## Exercise brief
Where does the string "Proxy" occur in the records? Copy each line that holds it.

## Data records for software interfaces
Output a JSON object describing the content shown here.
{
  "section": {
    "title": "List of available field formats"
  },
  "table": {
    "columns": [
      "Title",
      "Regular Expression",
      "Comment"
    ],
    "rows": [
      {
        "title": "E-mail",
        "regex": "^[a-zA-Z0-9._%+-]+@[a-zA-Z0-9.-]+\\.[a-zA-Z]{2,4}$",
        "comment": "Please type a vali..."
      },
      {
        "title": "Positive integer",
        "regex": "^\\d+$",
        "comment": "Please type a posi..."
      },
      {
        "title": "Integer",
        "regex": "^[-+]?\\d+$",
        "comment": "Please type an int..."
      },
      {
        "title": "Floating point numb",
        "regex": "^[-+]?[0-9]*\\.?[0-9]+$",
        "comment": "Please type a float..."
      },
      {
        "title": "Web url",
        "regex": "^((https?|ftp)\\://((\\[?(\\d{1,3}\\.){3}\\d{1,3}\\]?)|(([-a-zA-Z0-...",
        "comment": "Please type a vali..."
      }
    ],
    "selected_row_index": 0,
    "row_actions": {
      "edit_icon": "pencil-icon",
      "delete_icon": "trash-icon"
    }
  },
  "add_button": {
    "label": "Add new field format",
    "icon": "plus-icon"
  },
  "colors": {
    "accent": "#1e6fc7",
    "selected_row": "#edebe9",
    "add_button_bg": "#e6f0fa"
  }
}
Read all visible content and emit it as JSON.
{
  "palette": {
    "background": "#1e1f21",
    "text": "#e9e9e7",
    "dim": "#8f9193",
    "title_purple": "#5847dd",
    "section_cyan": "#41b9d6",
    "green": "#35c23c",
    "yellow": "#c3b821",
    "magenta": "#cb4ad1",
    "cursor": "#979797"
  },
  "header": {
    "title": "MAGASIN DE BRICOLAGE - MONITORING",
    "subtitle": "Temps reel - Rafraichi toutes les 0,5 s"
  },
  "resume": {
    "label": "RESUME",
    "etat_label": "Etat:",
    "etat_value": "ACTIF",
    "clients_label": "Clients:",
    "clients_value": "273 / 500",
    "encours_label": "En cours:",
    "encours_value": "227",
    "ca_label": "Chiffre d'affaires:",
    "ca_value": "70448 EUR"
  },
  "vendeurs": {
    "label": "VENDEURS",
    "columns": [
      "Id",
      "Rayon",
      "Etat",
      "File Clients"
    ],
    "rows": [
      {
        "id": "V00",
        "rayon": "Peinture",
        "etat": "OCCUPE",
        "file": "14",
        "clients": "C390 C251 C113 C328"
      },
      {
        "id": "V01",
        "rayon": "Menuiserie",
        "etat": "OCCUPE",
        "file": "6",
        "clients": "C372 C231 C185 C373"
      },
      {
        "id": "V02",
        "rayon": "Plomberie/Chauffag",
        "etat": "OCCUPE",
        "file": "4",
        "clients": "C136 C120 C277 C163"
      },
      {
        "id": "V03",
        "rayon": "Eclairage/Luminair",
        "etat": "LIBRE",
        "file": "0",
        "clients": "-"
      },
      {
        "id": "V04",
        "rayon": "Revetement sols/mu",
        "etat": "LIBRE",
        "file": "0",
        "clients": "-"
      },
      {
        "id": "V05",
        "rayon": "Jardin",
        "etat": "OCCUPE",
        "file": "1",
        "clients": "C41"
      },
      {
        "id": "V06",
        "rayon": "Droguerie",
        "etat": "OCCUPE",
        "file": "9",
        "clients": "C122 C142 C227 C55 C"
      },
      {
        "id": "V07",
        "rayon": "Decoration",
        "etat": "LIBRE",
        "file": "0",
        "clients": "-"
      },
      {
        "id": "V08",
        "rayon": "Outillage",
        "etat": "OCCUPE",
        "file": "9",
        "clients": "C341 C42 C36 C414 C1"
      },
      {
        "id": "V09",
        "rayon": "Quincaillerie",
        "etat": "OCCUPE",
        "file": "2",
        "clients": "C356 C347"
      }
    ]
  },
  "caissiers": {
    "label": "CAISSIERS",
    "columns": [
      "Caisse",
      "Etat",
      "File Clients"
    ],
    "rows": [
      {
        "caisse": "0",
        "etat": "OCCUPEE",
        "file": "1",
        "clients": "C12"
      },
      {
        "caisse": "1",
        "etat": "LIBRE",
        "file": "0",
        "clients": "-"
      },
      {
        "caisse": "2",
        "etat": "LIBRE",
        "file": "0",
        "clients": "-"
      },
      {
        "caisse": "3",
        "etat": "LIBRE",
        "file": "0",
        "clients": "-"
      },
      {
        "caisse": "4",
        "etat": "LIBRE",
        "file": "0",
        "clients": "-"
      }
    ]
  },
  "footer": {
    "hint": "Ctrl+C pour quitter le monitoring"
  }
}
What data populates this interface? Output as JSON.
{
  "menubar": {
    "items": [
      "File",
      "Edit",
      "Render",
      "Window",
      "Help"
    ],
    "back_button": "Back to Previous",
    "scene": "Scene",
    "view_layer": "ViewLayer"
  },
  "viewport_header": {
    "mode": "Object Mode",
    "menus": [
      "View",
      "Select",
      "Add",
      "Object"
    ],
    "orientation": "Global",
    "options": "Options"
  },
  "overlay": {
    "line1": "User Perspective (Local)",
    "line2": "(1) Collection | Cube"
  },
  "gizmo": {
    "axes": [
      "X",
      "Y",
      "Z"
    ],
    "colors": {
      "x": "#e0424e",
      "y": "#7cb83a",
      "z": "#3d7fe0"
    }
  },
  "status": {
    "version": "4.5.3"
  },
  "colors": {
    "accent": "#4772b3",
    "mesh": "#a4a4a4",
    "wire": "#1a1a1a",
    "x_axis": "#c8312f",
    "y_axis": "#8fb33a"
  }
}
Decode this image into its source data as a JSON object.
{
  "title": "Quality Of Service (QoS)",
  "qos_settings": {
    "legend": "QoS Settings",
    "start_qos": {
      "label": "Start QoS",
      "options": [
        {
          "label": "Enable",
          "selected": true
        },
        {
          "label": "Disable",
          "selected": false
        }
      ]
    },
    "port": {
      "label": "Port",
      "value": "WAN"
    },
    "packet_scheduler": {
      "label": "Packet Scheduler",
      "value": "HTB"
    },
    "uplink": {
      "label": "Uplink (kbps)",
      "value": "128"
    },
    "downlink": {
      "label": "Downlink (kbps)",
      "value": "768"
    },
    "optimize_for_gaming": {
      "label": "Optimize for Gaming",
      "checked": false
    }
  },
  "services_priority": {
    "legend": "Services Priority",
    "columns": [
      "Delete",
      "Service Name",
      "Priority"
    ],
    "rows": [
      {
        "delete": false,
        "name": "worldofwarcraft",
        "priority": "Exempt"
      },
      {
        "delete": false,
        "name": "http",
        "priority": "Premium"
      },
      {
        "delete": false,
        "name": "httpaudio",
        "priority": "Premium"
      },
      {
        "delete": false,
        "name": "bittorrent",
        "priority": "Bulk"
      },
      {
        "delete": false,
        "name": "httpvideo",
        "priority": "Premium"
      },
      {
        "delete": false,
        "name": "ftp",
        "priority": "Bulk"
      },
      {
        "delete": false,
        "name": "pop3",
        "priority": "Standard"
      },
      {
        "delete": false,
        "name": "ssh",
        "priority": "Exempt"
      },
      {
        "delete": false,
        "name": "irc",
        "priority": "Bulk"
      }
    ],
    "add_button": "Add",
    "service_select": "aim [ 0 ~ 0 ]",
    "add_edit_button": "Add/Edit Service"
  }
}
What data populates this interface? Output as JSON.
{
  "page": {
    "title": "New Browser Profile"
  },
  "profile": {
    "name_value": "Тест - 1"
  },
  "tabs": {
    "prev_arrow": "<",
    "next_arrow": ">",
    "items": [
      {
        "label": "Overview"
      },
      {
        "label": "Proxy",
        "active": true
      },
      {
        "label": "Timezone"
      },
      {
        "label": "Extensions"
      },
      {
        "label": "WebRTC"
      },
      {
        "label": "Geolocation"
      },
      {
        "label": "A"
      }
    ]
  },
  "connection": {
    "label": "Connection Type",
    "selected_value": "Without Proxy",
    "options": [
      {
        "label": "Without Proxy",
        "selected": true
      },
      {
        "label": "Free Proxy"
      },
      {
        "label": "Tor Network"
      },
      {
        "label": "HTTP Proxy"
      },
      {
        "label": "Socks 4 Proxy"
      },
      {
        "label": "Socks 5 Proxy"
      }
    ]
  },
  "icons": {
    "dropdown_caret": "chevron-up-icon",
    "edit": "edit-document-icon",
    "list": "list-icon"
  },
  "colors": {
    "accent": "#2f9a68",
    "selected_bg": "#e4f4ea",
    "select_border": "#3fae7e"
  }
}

## Result of the exercise
        "label": "Proxy",
    "selected_value": "Without Proxy",
        "label": "Without Proxy",
        "label": "Free Proxy"
        "label": "HTTP Proxy"
        "label": "Socks 4 Proxy"
        "label": "Socks 5 Proxy"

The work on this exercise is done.